PORTLAND, Ore. (KOIN) – As the world still works to minimize the transmission of COVID-19, another virus is spreading and causing alarm: monkeypox. 

Although people around the globe are on high alert about any sort of contagious illness right now, an immunologist at Oregon Health & Science University said this is not a reason for undue panic. 

“It’s a close cousin to smallpox,” said Dr. Mark Slifka, a professor of molecular microbiology and immunology at OHSU. “But the good news is it doesn’t spread as easily as smallpox.” 

Like the Centers for Disease Control and Prevention, Slifka encourages people to be aware of the symptoms and take precautions. People should watch for any unusual rashes or lesions, particularly men who have had sex with other men and those who come in close contact with them. 

Slifka said with vaccines and modern medicine, immunologists and doctors have been dealing with viruses like monkeypox for more than 200 years. 

“We had a monkeypox outbreak in the U.S. in 2003, and we were able to control it through quarantine of close contacts and offering people the smallpox vaccine in the form of ring vaccination,” Slifka explained. 

Ring vaccination means vaccinating household members and other close contacts to form a “ring” around people with confirmed cases. 

The monkeypox virus doesn’t transmit as readily as other viruses, including the SARS-CoV-2 virus that sparked the current COVID-19 pandemic. 
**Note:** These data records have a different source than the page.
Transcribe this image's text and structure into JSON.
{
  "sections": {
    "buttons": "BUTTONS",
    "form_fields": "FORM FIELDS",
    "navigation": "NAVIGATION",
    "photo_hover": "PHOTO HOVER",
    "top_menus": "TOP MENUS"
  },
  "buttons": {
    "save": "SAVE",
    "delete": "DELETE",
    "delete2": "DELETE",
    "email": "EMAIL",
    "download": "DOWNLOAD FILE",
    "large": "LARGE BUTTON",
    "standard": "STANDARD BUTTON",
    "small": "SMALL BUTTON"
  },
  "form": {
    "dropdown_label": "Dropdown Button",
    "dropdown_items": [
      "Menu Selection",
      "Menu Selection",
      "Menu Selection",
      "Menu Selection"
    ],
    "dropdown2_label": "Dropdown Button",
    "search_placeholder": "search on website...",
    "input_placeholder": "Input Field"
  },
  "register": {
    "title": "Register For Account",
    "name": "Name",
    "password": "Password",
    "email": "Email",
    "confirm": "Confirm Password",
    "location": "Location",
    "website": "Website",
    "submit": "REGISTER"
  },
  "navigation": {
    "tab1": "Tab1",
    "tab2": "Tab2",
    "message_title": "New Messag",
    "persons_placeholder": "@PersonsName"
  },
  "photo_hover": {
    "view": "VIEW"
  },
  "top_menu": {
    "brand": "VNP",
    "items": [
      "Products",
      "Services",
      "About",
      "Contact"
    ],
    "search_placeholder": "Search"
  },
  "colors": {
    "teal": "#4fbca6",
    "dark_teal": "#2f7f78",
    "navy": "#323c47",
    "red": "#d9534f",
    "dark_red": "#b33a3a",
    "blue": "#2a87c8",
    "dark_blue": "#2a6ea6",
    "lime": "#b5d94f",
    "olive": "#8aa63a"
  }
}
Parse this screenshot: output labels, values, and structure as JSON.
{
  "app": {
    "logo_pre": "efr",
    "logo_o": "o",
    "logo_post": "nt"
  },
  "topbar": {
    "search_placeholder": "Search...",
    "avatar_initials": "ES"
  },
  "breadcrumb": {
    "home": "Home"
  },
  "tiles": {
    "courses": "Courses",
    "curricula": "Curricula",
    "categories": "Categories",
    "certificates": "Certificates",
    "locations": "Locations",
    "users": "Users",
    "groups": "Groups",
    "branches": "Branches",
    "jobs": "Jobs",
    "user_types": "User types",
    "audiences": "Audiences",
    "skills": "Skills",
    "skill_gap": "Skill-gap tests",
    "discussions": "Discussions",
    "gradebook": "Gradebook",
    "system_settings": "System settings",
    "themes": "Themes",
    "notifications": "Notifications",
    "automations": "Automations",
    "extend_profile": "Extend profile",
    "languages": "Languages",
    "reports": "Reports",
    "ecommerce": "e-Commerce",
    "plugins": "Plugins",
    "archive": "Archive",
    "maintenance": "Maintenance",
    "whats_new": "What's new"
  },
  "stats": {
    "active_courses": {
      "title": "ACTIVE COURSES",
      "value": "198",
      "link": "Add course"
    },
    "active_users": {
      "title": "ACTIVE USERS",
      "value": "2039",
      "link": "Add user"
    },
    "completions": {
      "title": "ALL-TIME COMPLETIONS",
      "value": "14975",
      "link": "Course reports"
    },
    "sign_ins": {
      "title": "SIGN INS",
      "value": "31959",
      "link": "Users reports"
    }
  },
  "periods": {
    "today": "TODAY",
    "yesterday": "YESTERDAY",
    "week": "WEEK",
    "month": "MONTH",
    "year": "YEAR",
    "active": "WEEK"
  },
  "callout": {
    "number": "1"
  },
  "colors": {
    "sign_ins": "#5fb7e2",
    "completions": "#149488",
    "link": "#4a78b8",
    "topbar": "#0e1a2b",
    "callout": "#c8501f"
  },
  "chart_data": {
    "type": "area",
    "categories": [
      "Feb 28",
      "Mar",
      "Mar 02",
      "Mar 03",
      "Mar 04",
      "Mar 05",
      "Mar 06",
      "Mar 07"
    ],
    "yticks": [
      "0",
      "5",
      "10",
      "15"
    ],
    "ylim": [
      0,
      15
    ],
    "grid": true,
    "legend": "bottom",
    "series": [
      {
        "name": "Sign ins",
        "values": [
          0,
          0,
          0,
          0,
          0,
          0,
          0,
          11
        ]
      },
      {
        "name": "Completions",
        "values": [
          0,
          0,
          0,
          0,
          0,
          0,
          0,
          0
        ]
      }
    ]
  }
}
Slifka expects the outbreak will likely be limited to close contacts. As long as these people recognize the symptoms and quarantine appropriately, he predicts the outbreak will run its course relatively quickly. 

Still, because of the relatively high mortality rate of monkeypox — between 1% and 10% — Slifka says people should take it seriously. 

In 2003, Slifka and his colleagues traveled to the epicenter of the monkeypox outbreak in Wisconsin. There, they took blood samples from people who were exposed to the virus. Through their research, they discovered that eight older adults who had been previously vaccinated against smallpox maintained full or partial protection against monkeypox, a closely related disease. 

In one case, Slifka and his colleagues found someone’s immunity had lasted up to 75 years after a single childhood smallpox vaccination. 

The U.S. government still has an emergency stockpile of smallpox vaccines, even though the virus was officially eradicated worldwide in 1980. A newer, non-replicating vaccine was approved in 2019 to prevent both smallpox and monkeypox. 

Vaccination against monkeypox can be protective even after exposure to the virus, OHSU said. 

“This is something that’s vastly different than COVID,” Slifka said. “Because the incubation period between exposure and disease onset is so long for smallpox and monkeypox, you can be vaccinated three to four days after your exposure and still be protected against severe disease.”

The Washington State Department of Health announced the first confirmed case of monkeypox in the state Friday. The person, a King County resident, did not need to be hospitalized and is isolating at home.